• _Dataset rows for apps and sites_:
»»

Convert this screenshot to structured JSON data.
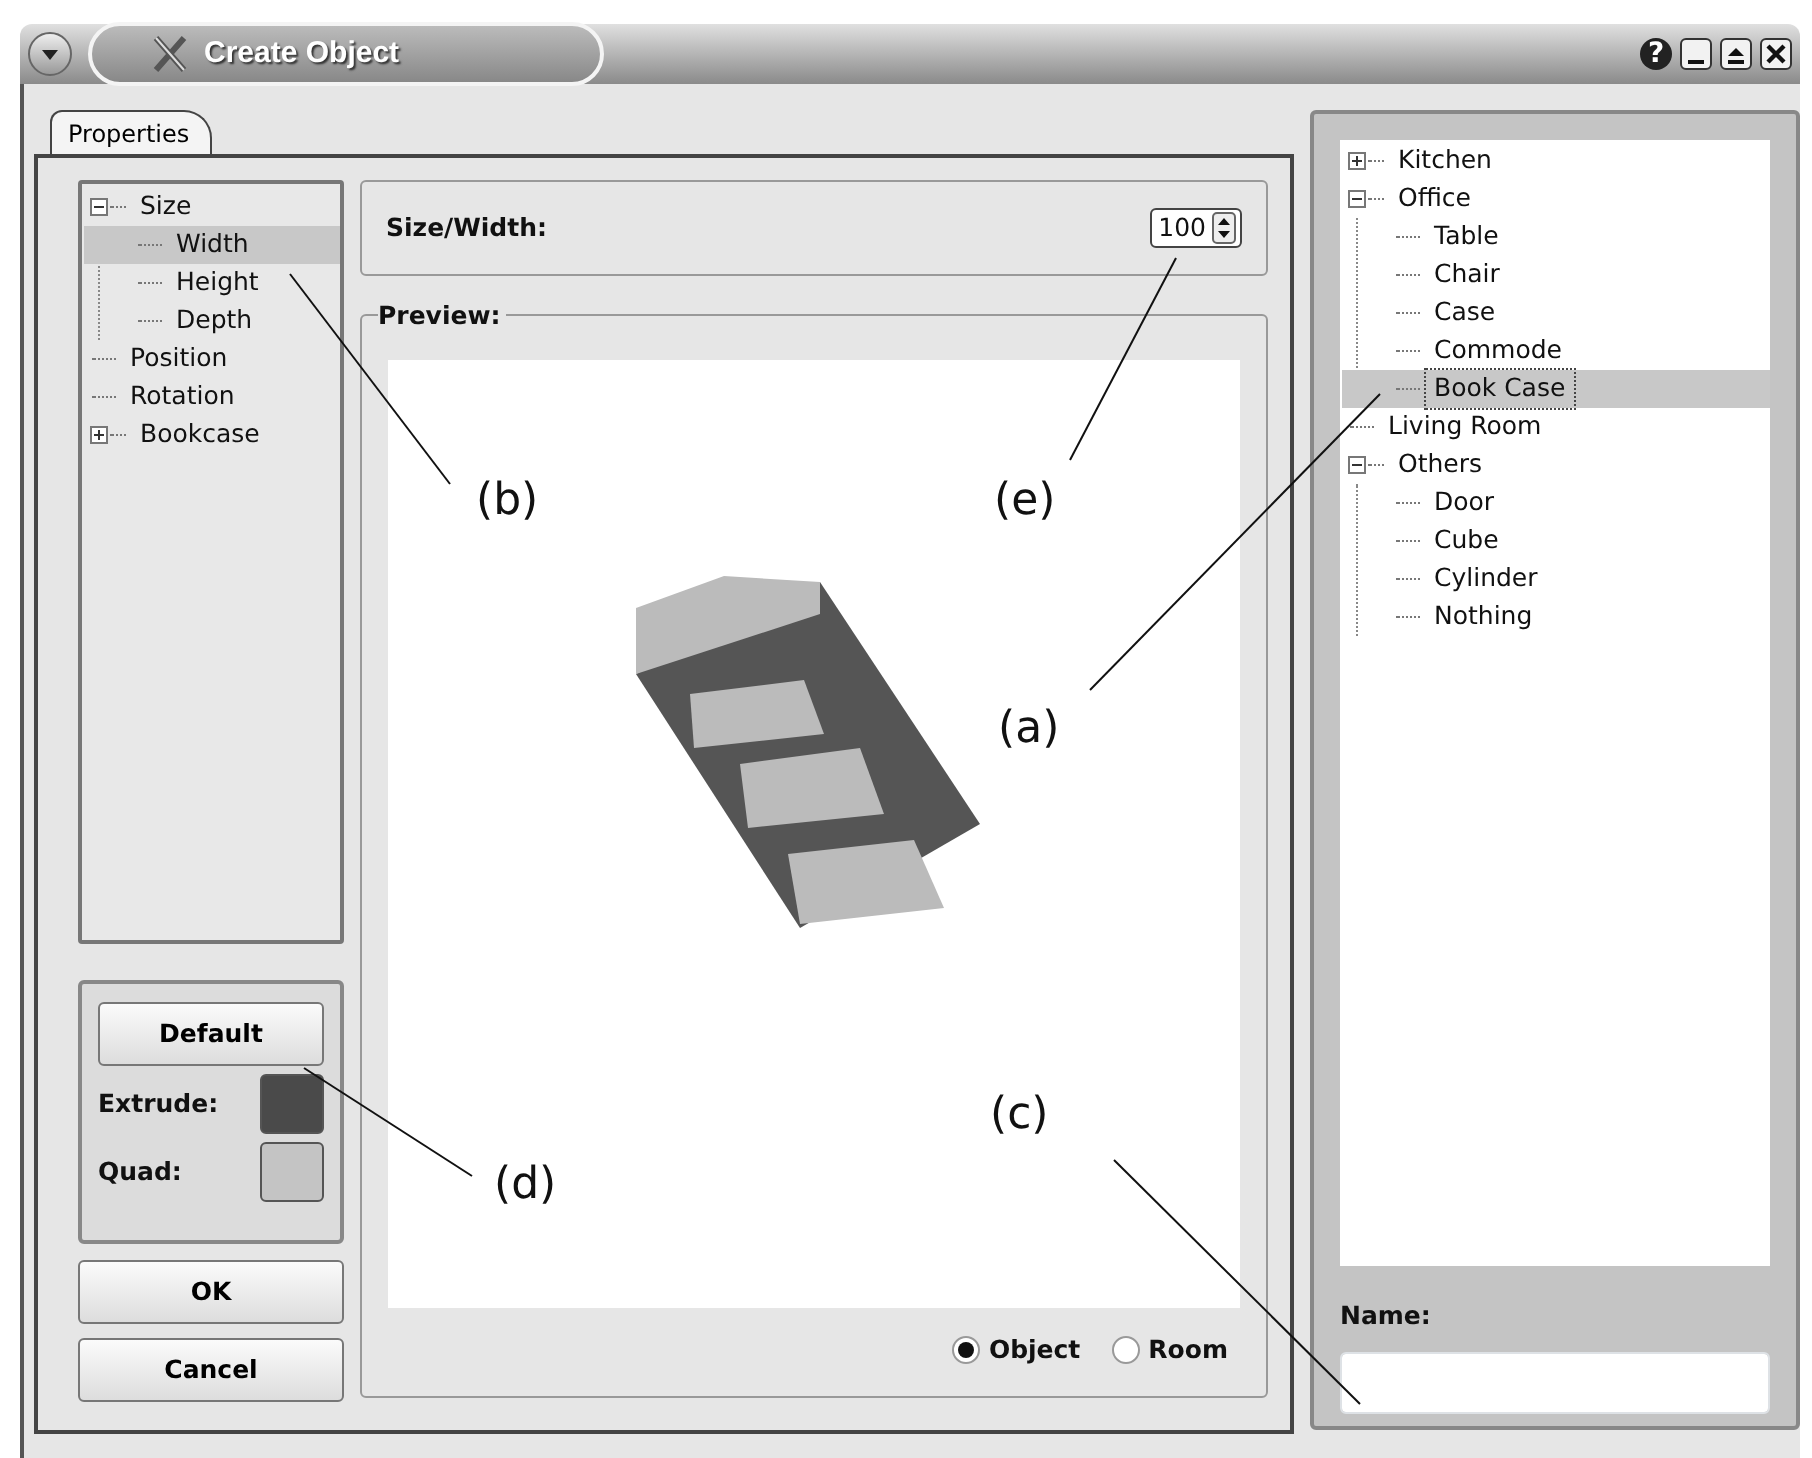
{
  "window": {
    "title": "Create Object",
    "help_button": "?"
  },
  "tabs": [
    {
      "label": "Properties",
      "selected": true
    }
  ],
  "property_tree": [
    {
      "label": "Size",
      "expanded": true,
      "selected": false,
      "children": [
        {
          "label": "Width",
          "selected": true
        },
        {
          "label": "Height",
          "selected": false
        },
        {
          "label": "Depth",
          "selected": false
        }
      ]
    },
    {
      "label": "Position",
      "selected": false
    },
    {
      "label": "Rotation",
      "selected": false
    },
    {
      "label": "Bookcase",
      "expanded": false,
      "selected": false
    }
  ],
  "size_field": {
    "label": "Size/Width:",
    "value": "100"
  },
  "preview": {
    "label": "Preview:",
    "modes": [
      {
        "label": "Object",
        "selected": true
      },
      {
        "label": "Room",
        "selected": false
      }
    ]
  },
  "color_panel": {
    "default_button": "Default",
    "swatches": [
      {
        "label": "Extrude:",
        "color": "#4a4a4a"
      },
      {
        "label": "Quad:",
        "color": "#c4c4c4"
      }
    ]
  },
  "dialog_buttons": [
    "OK",
    "Cancel"
  ],
  "object_tree": [
    {
      "label": "Kitchen",
      "expanded": false,
      "selected": false
    },
    {
      "label": "Office",
      "expanded": true,
      "selected": false,
      "children": [
        {
          "label": "Table",
          "selected": false
        },
        {
          "label": "Chair",
          "selected": false
        },
        {
          "label": "Case",
          "selected": false
        },
        {
          "label": "Commode",
          "selected": false
        },
        {
          "label": "Book Case",
          "selected": true
        }
      ]
    },
    {
      "label": "Living Room",
      "selected": false
    },
    {
      "label": "Others",
      "expanded": true,
      "selected": false,
      "children": [
        {
          "label": "Door",
          "selected": false
        },
        {
          "label": "Cube",
          "selected": false
        },
        {
          "label": "Cylinder",
          "selected": false
        },
        {
          "label": "Nothing",
          "selected": false
        }
      ]
    }
  ],
  "name_field": {
    "label": "Name:"
  },
  "annotations": [
    "(b)",
    "(e)",
    "(a)",
    "(c)",
    "(d)"
  ]
}
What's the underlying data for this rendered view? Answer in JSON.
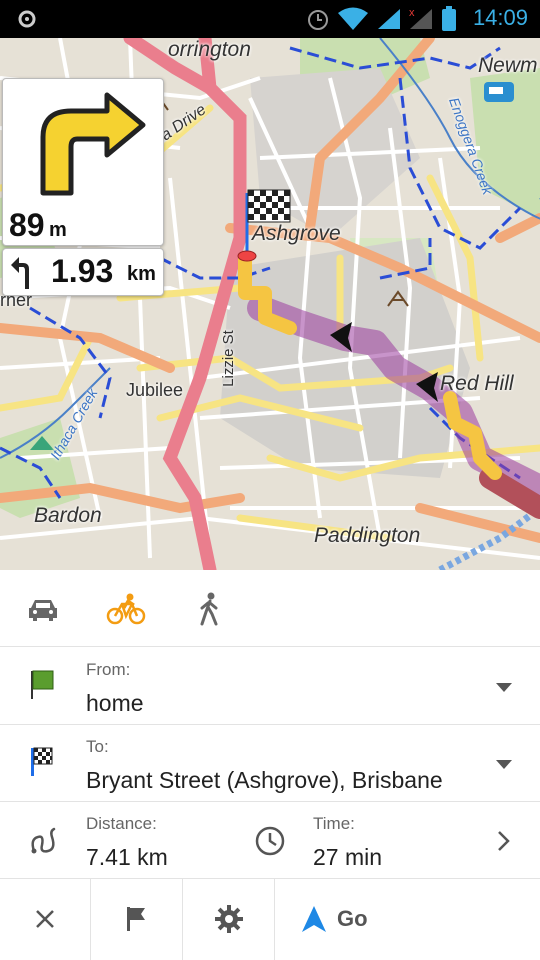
{
  "status_bar": {
    "time": "14:09",
    "icons": [
      "app-icon",
      "alarm-icon",
      "wifi-icon",
      "signal-icon",
      "no-signal-icon",
      "battery-icon"
    ]
  },
  "map": {
    "labels": [
      "orrington",
      "Newm",
      "acia Drive",
      "Ashgrove",
      "rner",
      "Jubilee",
      "Lizzie St",
      "Red Hill",
      "Ithaca Creek",
      "Enoggera Creek",
      "Bardon",
      "Paddington"
    ],
    "route_color": "#9b3d9e",
    "highlight_color": "#f5c542"
  },
  "turn": {
    "distance_value": "89",
    "distance_unit": "m",
    "next_distance_value": "1.93",
    "next_distance_unit": "km"
  },
  "modes": [
    {
      "icon": "car-icon",
      "active": false
    },
    {
      "icon": "bicycle-icon",
      "active": true
    },
    {
      "icon": "walk-icon",
      "active": false
    }
  ],
  "from": {
    "label": "From:",
    "value": "home"
  },
  "to": {
    "label": "To:",
    "value": "Bryant Street (Ashgrove), Brisbane"
  },
  "stats": {
    "distance_label": "Distance:",
    "distance_value": "7.41 km",
    "time_label": "Time:",
    "time_value": "27 min"
  },
  "actions": {
    "go_label": "Go"
  },
  "colors": {
    "accent": "#1e88e5",
    "active_mode": "#f39c12",
    "flag_green": "#5a9d2e"
  }
}
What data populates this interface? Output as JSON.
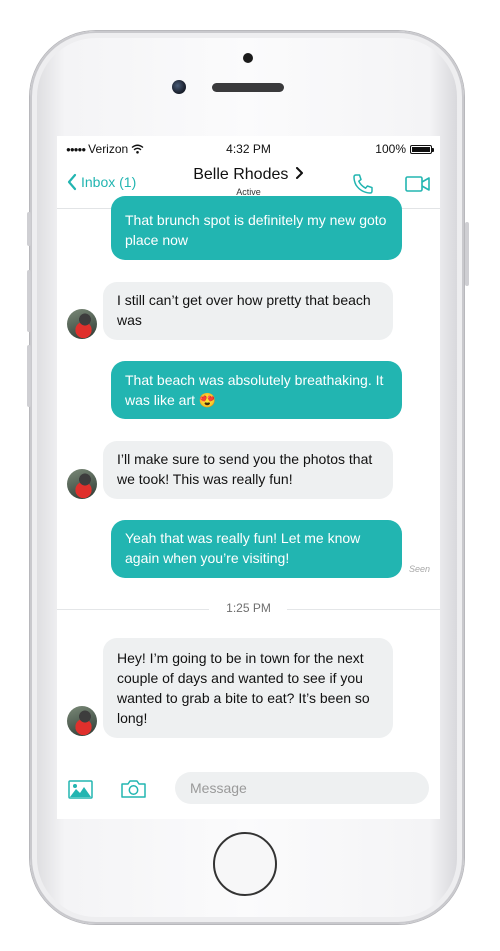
{
  "status_bar": {
    "signal_dots": "●●●●●",
    "carrier": "Verizon",
    "time": "4:32 PM",
    "battery": "100%"
  },
  "header": {
    "back_label": "Inbox (1)",
    "contact_name": "Belle Rhodes",
    "contact_status": "Active",
    "icons": [
      "back-chevron-icon",
      "contact-chevron-icon",
      "phone-icon",
      "video-camera-icon"
    ]
  },
  "messages": [
    {
      "direction": "outgoing",
      "text": "That brunch spot is definitely my new goto place now"
    },
    {
      "direction": "incoming",
      "text": "I still can’t get over how pretty that beach was"
    },
    {
      "direction": "outgoing",
      "text": "That beach was absolutely breathaking. It was like art 😍"
    },
    {
      "direction": "incoming",
      "text": "I’ll make sure to send you the photos that we took! This was really fun!"
    },
    {
      "direction": "outgoing",
      "text": "Yeah that was really fun! Let me know again when you’re visiting!"
    },
    {
      "direction": "incoming",
      "text": "Hey! I’m going to be in town for the next couple of days and wanted to see if you wanted to grab a bite to eat? It’s been so long!"
    }
  ],
  "seen_label": "Seen",
  "divider_time": "1:25 PM",
  "composer": {
    "placeholder": "Message",
    "icons": [
      "image-icon",
      "camera-icon"
    ]
  },
  "colors": {
    "accent": "#22b5b1",
    "incoming_bubble": "#eef0f1"
  }
}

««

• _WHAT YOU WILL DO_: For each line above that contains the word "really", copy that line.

• _EXPECTED ANSWER_:
      "text": "I’ll make sure to send you the photos that we took! This was really fun!"
      "text": "Yeah that was really fun! Let me know again when you’re visiting!"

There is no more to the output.